Brighton is also entitled to recover the fees it paid to Forensicon. (Mem. Op. and Order, May 8, 2006, at 22.) As evidence of the fees that Brighton paid to Forensicon, Brighton submits copies of Forensicon's invoices to Brighton in connection with the Sanctions Motion. (Brighton's Br., Ex. 3.) These invoices establish that Brighton paid Forensicon $31,251.40 in connection with the Sanction Motion and that Scott Jones, Forensicon's primary billing professional, bills at a rate of $350.00 per hour for forensic analysis and $450.00 per hour for testimony. (Id.) Because Brighton and Krumwiede retained Forensicon jointly, (Mem. Op. and Order, May 8, 2006, at 6), and agreed to Forensicon's rates at that time, the Court has the logical right to find, and does find, that Forensicon's rates are reasonable. Furthermore, the fact that Forensicon bills clients at the rates set out above, and clients actually pay those rates, is strong evidence that these fees meet market standards and are reasonable. See Medcom Holding Co. v. Baxter Travenol Labs., Inc., 200 F.3d 518, 520 (7th Cir. 1999).
3. Other Costs
Brighton seeks an award of $1,573.40 for the cost of transcripts of the depositions of Krumwiede and Scott Jones, as well as the transcripts of the March 16, 2006, and May 9, 2006, hearings. Brighton provides appropriate proof and invoices that these bills were charged to Brighton and paid by Brighton. (Brighton's Br., Ex. 4.) Per this Court's default judgment order, Brighton is entitled to its other costs and expenses under Rules 37(b)(2) and 37(c)(1) of the Federal Rules of Civil Procedure. Brighton is also entitled to these costs and expenses under Rule 54 of the Federal Rules of Civil Procedure and 28 U.S.C. § 1920. Krumwiede does not challenge these costs or provide evidence suggesting they are inappropriate. Accordingly, the Court awards Brighton an additional $1,573.40 in costs.
4. Total Award

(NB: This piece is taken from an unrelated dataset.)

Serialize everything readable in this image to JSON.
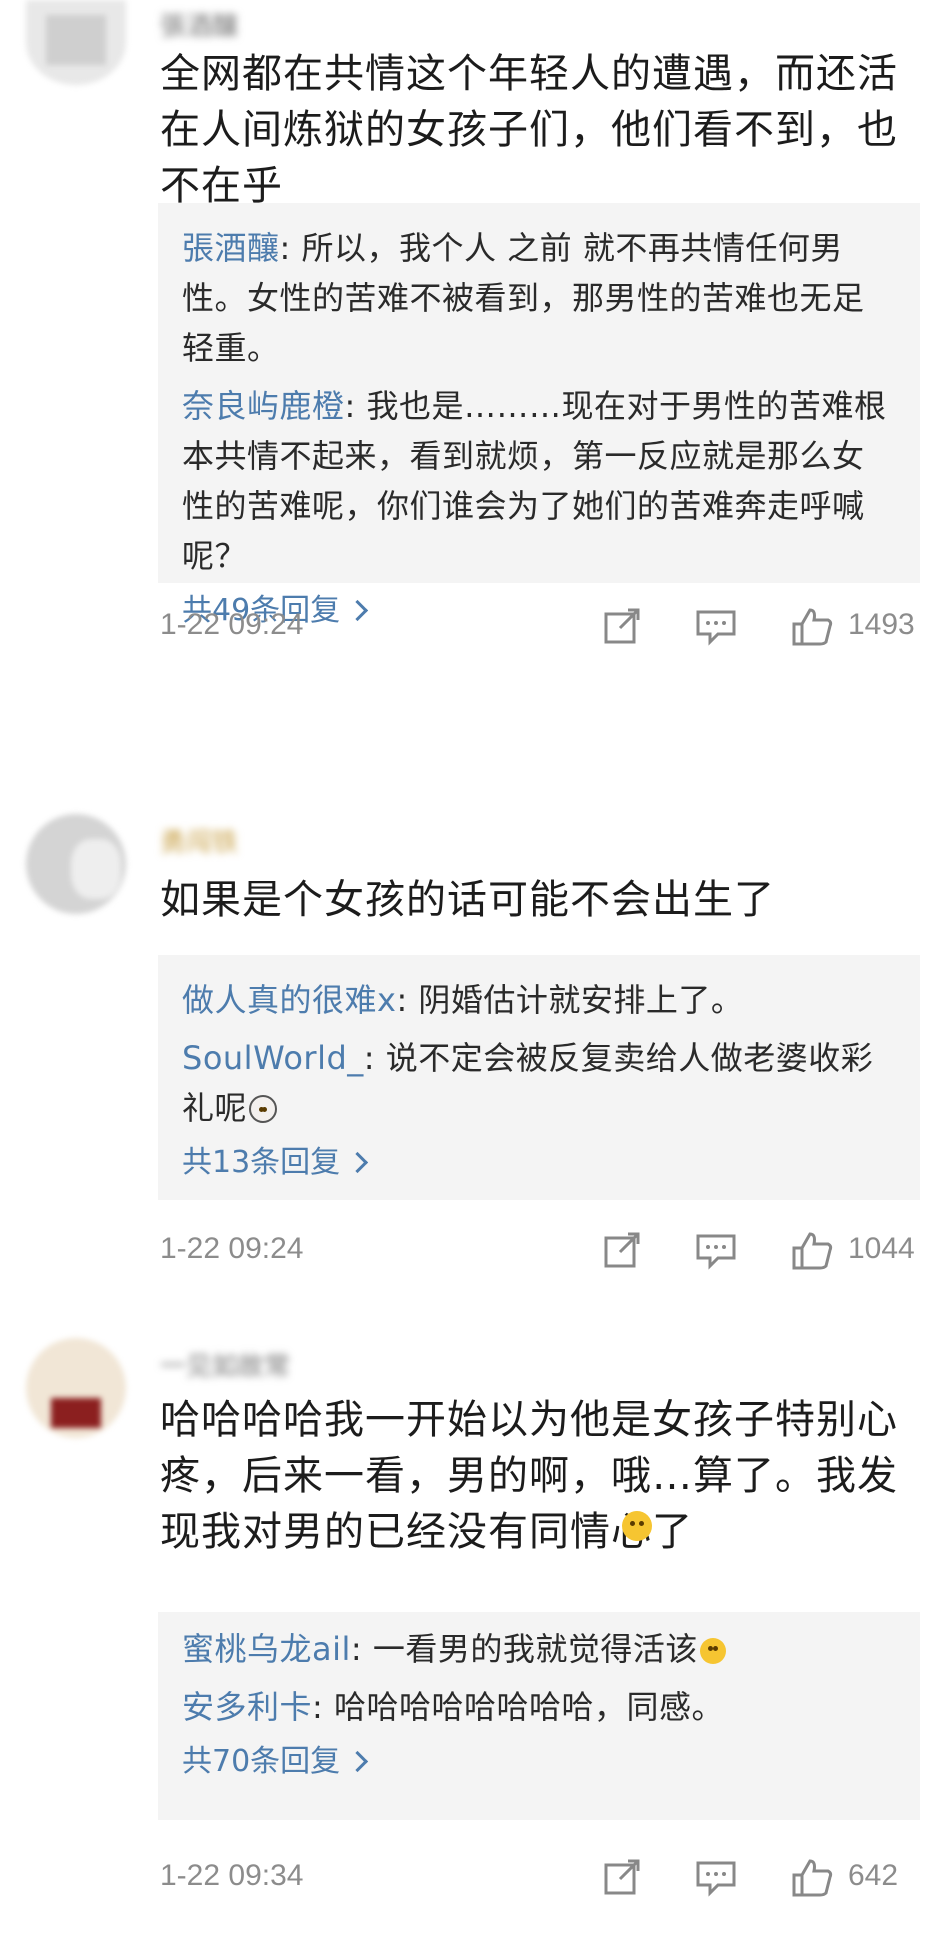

Based on the above, Brighton's total award of costs and fees includes: (1) $14,437.50 for Mr. Prewitt's 38.5 hours of work in 2005; (2) $41,246.00 for Mr. Prewitt's 100.6 hours of work in 2006; (3) $3,795.00 for Mr. Ostfeld's 11.5 hours of work in 2005; (4) $16,875.00 for Mr. Ostfeld's 45 hours of work in 2006; (5) $2,170.00 for Ms. Braverman's 12.4 hours of work in 2006; (6) $24,612.00 for Forensicon's 70.32 hours performing forensic analysis; (7) $6,561.00 for Forensicon's 14.58 hours testifying at depositions and hearings; (8) $78.40 for Forensicon's taxicab fares and messenger services; and (9) $1,573.40 for Brighton's other costs. Thus, Brighton's total award amounts to $111,348.30.
B. Partial Final Judgment

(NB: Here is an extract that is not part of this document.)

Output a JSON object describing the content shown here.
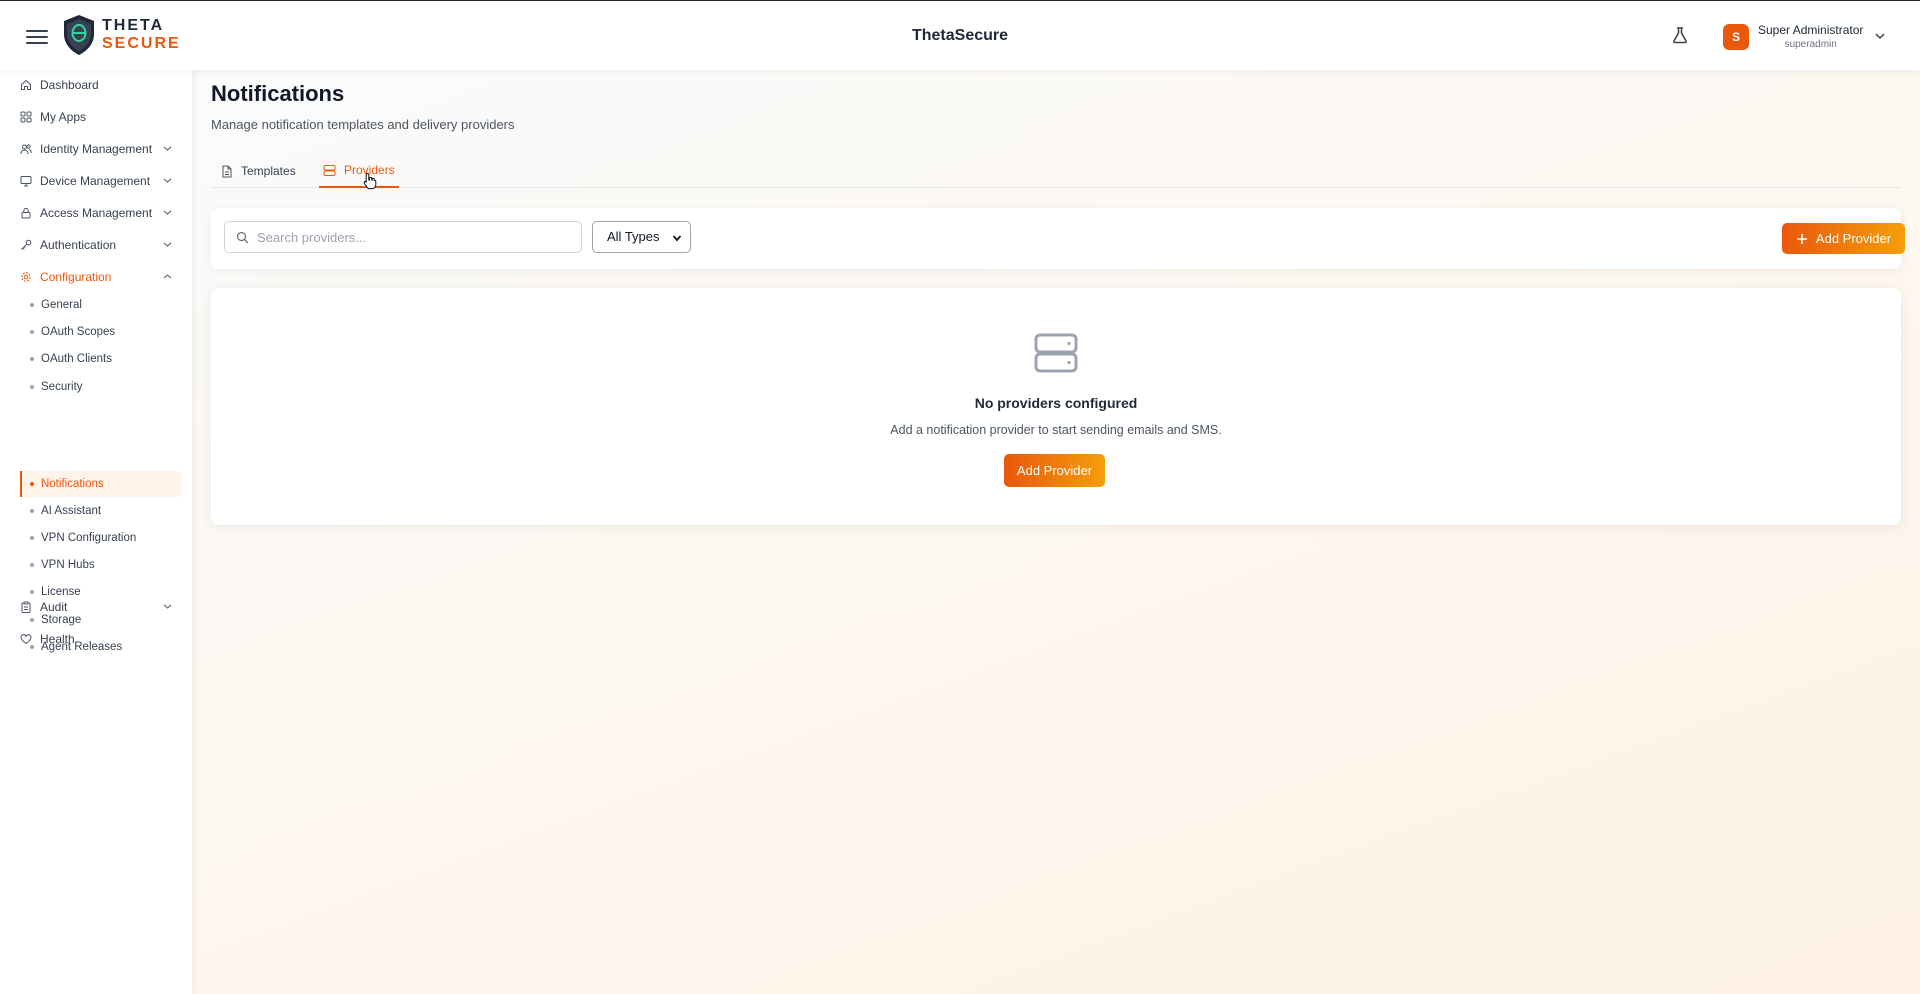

Brighton moves this Court to enter a separate partial final judgment in favor of Brighton and against Krumwiede. As stated in open court on July 31, 2006, a party who is sanctioned for discovery violations does not have the luxury of continuing to litigate his case as though no wrongdoing occurred. For this reason, the Court enters a separate partial final judgment in favor of Brighton and against Krumwiede in the amount of $111,348.30, plus post-judgment interest.

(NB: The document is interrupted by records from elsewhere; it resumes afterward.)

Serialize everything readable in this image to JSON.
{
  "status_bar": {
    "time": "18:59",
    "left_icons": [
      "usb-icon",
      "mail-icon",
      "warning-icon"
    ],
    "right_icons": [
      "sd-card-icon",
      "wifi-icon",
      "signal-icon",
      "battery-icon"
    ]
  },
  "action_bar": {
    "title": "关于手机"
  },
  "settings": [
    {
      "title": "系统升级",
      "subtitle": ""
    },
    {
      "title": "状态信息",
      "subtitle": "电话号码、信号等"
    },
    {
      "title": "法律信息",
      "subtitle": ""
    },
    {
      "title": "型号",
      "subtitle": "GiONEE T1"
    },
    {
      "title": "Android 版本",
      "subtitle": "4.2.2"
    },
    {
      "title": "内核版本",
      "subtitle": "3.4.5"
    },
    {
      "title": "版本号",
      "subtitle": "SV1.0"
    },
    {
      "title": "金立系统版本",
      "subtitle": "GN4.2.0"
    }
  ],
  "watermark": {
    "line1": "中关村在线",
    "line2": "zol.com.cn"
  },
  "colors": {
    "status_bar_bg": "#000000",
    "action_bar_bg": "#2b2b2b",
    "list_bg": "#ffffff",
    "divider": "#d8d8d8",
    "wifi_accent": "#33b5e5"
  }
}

For the reasons stated above, Brighton's Petition for Costs and Fees is granted in part and denied in part and Brighton's motion to have this Court enter a separate partial final judgment in favor of Brighton and against Krumwiede is granted.